Video editor: Deepthi Ramdas
"When you are confronted with what is, to my mind, the worst kind of hate speech we have seen in post-Independence India, for the executive to remain silent and for the DGP of Uttarakhand Police to say that they have just booked people is shocking!"Dushyant Dave, senior advocate
Reacting to the anti-Muslim hate speeches made by Hindutva leaders in Haridwar, Delhi and elsewhere, senior advocate Dushyant Dave adds, "I cannot even comprehend how the police can act like this - that they are not willing to take action promptly and arrest people."
The following are excerpts from an interview with Dave, who is among the group of 76 lawyers which has written to the Chief Justice of India asking the Supreme Court to take suo moto cognisance of the anti-Muslim hate speeches made in Haridwar and Delhi recently.
'The Prime Minister & Home Minister Are Silent'
The Quint: There have been calls made for genocide of Muslims, calls made for people to pick up arms and kill Muslims. How do you view these developments that have taken place, as a citizen and also as a concerned lawyer?
Dushyant Dave: You can’t engineer riots again and again as you could do in 2002 or in 1984. So, political parties engage in this kind of extraordinarily poor behaviour by outfits which are supporting them from outside. And that is the singular reason why the Prime Minister has not made any statement condemning them. The Home Minister has not uttered a word about it. And of course, there is a complete absence of rule of law because nobody has been arrested so far.
'Wrote to the CJI Because the Executive is Failing Miserably in Acting Against This'
The Quint: You along with 75 other lawyers have written to the Chief Justice of India asking for the Supreme Court to take suo moto cognisance of these hate assemblies. Tell us your reasoning behind wanting the Chief Justice or indeed the Supreme Court to take action on this matter and what action are you hoping that they take.

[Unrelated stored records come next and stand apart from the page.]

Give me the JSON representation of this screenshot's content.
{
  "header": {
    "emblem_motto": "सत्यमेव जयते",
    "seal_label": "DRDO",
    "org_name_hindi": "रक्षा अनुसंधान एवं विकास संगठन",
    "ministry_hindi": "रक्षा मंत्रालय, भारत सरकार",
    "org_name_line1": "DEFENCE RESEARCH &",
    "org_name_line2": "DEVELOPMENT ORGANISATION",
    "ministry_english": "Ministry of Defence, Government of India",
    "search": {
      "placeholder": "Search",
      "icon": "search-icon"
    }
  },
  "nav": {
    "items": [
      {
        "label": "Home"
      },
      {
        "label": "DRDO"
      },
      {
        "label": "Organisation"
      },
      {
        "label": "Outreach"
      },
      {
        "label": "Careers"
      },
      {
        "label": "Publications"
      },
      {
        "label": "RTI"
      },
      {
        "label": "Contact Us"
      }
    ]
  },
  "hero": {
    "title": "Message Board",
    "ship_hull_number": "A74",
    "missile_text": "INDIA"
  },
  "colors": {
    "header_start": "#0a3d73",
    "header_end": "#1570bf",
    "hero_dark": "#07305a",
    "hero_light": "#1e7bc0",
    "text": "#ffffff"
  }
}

Dushyant Dave: We have been seeing, as conscious citizens, that the law is not being implemented against the perpetrators (of these hate speeches). In fact, there is a 2014 Supreme Court judgment called Pravasi Bhalai Sangathan versus Union of India, where Supreme court itself had said, and this is very important, that the root of the problem is not the absence of laws but rather a lack of their effective execution, in the context of hate speech. Then the Supreme Court said that the executive as well as civil society has to perform its role in enforcing the already existing legal regime. Now, part of that duty which the Supreme Court has itself recognised, which all of us as citizens have, I think we have performed that duty.
We can only bring it to the notice of the judiciary at the highest level, because we felt and we continue to feel even today that the executive has failed miserably in taking appropriate legal action. And they may not, and what is really also worrisome is that the judiciary at the subordinate level also does not take very strict view of these matters. This issue requires to be resolved now because if we don’t do it we will slide into the kind of sectorial violence which we would not be able to control at all.

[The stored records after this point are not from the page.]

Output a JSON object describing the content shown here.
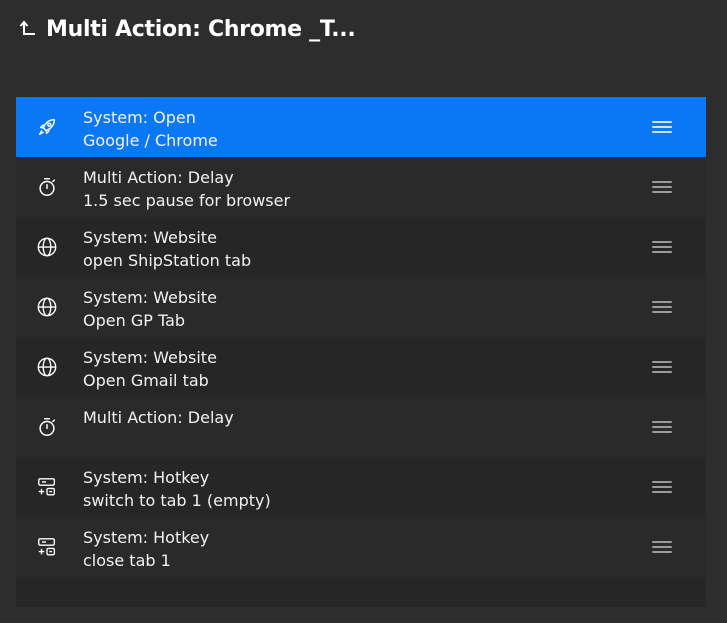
{
  "header": {
    "title": "Multi Action: Chrome _T..."
  },
  "actions": [
    {
      "title": "System: Open",
      "subtitle": "Google / Chrome",
      "icon": "rocket-icon"
    },
    {
      "title": "Multi Action: Delay",
      "subtitle": "1.5 sec pause for browser",
      "icon": "stopwatch-icon"
    },
    {
      "title": "System: Website",
      "subtitle": "open ShipStation tab",
      "icon": "globe-icon"
    },
    {
      "title": "System: Website",
      "subtitle": "Open GP Tab",
      "icon": "globe-icon"
    },
    {
      "title": "System: Website",
      "subtitle": "Open Gmail tab",
      "icon": "globe-icon"
    },
    {
      "title": "Multi Action: Delay",
      "subtitle": "",
      "icon": "stopwatch-icon"
    },
    {
      "title": "System: Hotkey",
      "subtitle": "switch to tab 1 (empty)",
      "icon": "hotkey-icon"
    },
    {
      "title": "System: Hotkey",
      "subtitle": "close tab 1",
      "icon": "hotkey-icon"
    }
  ],
  "colors": {
    "background": "#2d2d2d",
    "selected": "#0a78f5",
    "row_dark": "#262626",
    "row_light": "#2a2a2a"
  }
}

'One Rule of Law for Majority Community, Another for Minorities and Civil Society Members'
Dushyant Dave: There is one rule of law for the majority community and there is another rule of law for the minority community or, you know, civil society members. And sadly, this kind of division is not being damned and condemned by the judiciary with the harshest of words and harshest of orders.

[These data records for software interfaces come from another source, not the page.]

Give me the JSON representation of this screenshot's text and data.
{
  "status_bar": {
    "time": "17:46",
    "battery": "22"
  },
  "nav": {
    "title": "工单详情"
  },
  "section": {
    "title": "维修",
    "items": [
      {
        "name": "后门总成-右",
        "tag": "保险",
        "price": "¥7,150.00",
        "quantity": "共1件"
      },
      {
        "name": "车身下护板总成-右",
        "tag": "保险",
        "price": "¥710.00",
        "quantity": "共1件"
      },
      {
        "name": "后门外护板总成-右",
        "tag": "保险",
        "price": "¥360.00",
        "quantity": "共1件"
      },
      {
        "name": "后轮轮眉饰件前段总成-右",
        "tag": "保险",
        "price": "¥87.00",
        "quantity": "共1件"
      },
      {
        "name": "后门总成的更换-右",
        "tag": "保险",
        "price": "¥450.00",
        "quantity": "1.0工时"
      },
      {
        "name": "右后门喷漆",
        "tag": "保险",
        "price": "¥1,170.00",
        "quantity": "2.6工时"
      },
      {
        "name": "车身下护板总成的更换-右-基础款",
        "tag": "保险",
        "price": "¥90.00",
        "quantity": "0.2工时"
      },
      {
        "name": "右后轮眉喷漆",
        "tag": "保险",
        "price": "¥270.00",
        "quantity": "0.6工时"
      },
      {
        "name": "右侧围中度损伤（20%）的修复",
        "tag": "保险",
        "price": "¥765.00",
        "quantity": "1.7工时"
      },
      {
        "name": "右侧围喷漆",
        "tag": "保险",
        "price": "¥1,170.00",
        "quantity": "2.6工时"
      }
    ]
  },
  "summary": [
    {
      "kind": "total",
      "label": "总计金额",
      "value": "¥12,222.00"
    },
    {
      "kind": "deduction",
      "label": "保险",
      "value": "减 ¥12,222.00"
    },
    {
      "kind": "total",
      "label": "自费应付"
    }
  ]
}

You arrested, for example, Munawar Faruqui, for some kind of a standup comedian comment. You have arrested a large number of people, even people who tweeted against Mr. Narendra Modi were arrested within no time. Now, people are damning Mahatma Gandhi and trying to praise Nathuram Godse. They are attacking churches. They are disrupting peaceful meetings for celebrations of Christmas. And yet, all around, this kind of illegal and unconstitutional behaviour is going unchecked.
So, there is no doubt in my mind that these are classic instances where not only provisions of the IPC, but also provisions of the Unlawful Activities (Prevention) Act (UAPA) will equally apply. They must be pressed and all these people must be subjected to the law. Because, if you do not stop them now, you will never be able to stop them. The question is, does the party in power have the will to do it?
'This Calls For Sedition Too'
Dushyant Dave: The rule of law is seriously under challenge today. Police is completely politicised. Therefore, there is nothing which one can expect. They are not acting in accordance with law. So naturally, when they are compelled to act, they will act in as weak a manner if possible. They will present a case, which is so without foundation, that the judge would be naturally left with no alternative but to dismiss that case.
Article 19 1(a) which gives you freedom of speech and expression also imposes several restrictions – it’s not an absolute right. So if you’re trying to disrupt peace, public order, tranquility in the society, if you’re trying to target a section of the society, if you’re trying to incite violence against a section of the society, I think these are very, very serious infractions of laws and there are sufficient provisions provided under the law to really take action including sedition.
To my mind, these speeches are completely seditious.
They (the authorities) should act in accordance with law and take all necessary measures so that a powerful message can be sent across the country that the law will not tolerate this kind of behaviour.